■ TASK TO CARRY OUT:
Every line of the entries with the word "screenshot" in it should be shown.

Stored records:
****************

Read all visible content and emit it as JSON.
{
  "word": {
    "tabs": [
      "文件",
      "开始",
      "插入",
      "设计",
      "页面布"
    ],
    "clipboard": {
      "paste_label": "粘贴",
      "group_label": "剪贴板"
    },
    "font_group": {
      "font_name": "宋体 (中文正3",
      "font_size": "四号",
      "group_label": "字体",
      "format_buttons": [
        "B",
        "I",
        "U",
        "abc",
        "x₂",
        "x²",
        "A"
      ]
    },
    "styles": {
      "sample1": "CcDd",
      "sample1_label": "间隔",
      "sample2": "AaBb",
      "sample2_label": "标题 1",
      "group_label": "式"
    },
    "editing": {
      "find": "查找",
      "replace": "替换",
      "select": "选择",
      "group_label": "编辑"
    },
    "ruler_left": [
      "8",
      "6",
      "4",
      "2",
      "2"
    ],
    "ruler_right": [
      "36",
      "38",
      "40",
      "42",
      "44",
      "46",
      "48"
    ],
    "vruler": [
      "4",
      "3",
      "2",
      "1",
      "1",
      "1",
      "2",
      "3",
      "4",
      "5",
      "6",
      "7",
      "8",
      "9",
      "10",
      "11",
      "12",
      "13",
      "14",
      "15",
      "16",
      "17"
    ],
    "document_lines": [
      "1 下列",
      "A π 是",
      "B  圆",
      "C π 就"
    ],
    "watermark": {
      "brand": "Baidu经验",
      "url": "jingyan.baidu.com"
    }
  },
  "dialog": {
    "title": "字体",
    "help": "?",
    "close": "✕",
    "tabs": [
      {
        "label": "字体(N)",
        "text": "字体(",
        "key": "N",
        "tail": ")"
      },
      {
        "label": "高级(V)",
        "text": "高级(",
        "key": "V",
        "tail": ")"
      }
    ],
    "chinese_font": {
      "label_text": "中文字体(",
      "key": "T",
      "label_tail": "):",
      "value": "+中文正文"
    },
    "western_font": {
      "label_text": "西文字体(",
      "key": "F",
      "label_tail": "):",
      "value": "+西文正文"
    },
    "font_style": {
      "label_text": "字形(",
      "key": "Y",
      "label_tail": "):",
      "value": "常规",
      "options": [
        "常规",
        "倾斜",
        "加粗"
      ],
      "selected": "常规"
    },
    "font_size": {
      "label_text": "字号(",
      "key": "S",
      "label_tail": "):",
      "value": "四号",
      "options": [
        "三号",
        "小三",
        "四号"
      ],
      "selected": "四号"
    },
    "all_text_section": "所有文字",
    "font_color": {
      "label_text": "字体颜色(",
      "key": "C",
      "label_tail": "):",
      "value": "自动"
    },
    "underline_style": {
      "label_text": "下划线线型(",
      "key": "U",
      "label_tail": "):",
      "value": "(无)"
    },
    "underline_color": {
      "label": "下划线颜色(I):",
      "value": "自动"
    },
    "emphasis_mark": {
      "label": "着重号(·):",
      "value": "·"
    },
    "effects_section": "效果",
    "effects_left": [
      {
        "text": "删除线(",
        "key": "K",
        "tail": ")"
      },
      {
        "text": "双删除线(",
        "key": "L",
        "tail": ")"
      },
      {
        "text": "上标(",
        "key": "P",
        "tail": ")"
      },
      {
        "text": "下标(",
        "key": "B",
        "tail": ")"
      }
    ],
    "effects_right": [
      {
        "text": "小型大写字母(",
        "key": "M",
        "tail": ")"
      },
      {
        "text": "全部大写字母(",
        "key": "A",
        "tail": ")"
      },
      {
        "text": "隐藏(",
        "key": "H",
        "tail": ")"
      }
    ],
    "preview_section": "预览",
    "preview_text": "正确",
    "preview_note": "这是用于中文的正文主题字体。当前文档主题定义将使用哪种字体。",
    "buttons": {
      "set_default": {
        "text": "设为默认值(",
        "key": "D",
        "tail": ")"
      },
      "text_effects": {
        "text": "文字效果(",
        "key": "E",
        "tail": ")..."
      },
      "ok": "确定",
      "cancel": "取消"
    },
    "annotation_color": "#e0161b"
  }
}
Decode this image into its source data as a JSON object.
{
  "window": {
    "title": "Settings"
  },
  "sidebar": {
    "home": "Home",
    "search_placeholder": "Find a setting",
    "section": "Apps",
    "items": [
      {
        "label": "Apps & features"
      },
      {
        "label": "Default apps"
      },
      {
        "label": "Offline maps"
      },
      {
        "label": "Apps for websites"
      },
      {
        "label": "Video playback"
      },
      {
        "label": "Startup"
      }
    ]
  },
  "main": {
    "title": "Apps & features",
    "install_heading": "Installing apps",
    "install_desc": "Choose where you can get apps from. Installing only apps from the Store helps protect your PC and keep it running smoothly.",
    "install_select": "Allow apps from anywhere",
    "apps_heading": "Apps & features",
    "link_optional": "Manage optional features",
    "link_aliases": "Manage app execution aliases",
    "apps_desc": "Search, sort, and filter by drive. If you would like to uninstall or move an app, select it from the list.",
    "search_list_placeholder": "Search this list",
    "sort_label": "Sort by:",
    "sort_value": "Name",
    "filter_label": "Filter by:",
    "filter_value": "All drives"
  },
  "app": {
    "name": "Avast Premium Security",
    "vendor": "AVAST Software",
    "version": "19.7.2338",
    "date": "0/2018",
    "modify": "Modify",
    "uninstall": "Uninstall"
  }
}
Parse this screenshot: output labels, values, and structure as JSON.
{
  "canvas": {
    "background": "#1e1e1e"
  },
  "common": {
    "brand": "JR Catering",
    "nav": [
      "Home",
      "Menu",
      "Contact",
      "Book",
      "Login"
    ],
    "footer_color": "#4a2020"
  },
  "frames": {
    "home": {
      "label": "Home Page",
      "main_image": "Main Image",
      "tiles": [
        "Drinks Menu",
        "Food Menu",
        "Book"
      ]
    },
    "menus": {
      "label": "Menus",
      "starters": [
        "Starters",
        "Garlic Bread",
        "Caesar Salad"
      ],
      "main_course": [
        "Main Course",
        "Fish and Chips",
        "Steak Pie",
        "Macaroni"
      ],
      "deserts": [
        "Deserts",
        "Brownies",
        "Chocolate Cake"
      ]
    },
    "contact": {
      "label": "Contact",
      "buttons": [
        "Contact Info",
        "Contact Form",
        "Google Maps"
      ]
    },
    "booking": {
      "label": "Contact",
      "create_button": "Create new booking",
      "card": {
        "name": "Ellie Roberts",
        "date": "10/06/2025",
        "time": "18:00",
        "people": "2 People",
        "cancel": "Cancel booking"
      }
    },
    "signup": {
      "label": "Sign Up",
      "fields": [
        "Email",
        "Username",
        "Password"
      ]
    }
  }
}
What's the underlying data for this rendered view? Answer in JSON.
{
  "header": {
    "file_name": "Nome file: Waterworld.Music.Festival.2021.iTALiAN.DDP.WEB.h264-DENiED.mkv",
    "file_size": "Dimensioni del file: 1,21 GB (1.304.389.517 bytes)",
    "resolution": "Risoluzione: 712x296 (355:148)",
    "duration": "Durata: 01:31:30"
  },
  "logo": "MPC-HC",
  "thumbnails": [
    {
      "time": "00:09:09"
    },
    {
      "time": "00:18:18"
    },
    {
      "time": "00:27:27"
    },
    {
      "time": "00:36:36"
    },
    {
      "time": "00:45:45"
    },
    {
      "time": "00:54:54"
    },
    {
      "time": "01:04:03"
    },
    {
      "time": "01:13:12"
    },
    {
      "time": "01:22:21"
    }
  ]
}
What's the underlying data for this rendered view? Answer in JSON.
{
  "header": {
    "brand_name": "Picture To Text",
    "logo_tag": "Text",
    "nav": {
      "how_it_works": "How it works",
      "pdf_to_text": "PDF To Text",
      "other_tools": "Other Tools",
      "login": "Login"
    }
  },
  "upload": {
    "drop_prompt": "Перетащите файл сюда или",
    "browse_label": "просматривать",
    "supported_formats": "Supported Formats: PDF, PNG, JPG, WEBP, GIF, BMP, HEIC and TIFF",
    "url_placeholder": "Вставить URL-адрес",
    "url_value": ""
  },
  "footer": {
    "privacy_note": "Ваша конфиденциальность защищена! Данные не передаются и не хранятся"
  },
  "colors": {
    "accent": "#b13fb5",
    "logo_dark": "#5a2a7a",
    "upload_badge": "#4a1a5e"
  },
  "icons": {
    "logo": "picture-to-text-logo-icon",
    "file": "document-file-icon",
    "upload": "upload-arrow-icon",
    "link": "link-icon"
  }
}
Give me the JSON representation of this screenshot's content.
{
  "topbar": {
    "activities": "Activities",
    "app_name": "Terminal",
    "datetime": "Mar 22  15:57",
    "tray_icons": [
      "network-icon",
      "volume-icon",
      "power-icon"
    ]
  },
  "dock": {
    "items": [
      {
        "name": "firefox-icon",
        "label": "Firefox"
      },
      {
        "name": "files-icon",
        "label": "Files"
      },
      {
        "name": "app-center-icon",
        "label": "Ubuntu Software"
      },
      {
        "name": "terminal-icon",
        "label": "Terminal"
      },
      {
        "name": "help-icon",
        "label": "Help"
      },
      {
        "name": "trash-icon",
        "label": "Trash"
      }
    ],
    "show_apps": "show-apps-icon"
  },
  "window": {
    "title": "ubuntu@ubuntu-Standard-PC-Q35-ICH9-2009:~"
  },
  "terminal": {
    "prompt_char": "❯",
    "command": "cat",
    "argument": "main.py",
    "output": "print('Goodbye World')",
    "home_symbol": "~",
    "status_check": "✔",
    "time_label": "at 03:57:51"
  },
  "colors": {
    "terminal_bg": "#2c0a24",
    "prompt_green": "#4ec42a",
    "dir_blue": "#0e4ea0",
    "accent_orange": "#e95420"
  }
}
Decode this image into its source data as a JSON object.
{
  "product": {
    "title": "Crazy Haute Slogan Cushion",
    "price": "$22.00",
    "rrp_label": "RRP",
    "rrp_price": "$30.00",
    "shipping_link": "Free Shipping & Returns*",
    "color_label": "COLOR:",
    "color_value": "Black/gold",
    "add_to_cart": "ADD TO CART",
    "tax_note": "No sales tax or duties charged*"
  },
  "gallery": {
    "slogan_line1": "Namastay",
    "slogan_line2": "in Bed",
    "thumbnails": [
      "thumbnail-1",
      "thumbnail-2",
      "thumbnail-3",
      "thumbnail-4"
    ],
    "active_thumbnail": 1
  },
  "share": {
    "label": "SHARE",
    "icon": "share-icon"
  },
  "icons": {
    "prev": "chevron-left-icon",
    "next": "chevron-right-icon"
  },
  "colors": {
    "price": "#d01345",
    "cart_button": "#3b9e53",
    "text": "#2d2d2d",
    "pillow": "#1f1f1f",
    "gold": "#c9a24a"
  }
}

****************

■ EXERCISE RESULT:
Parse this screenshot: output labels, values, and structure as JSON.
Give me the JSON representation of this screenshot's content.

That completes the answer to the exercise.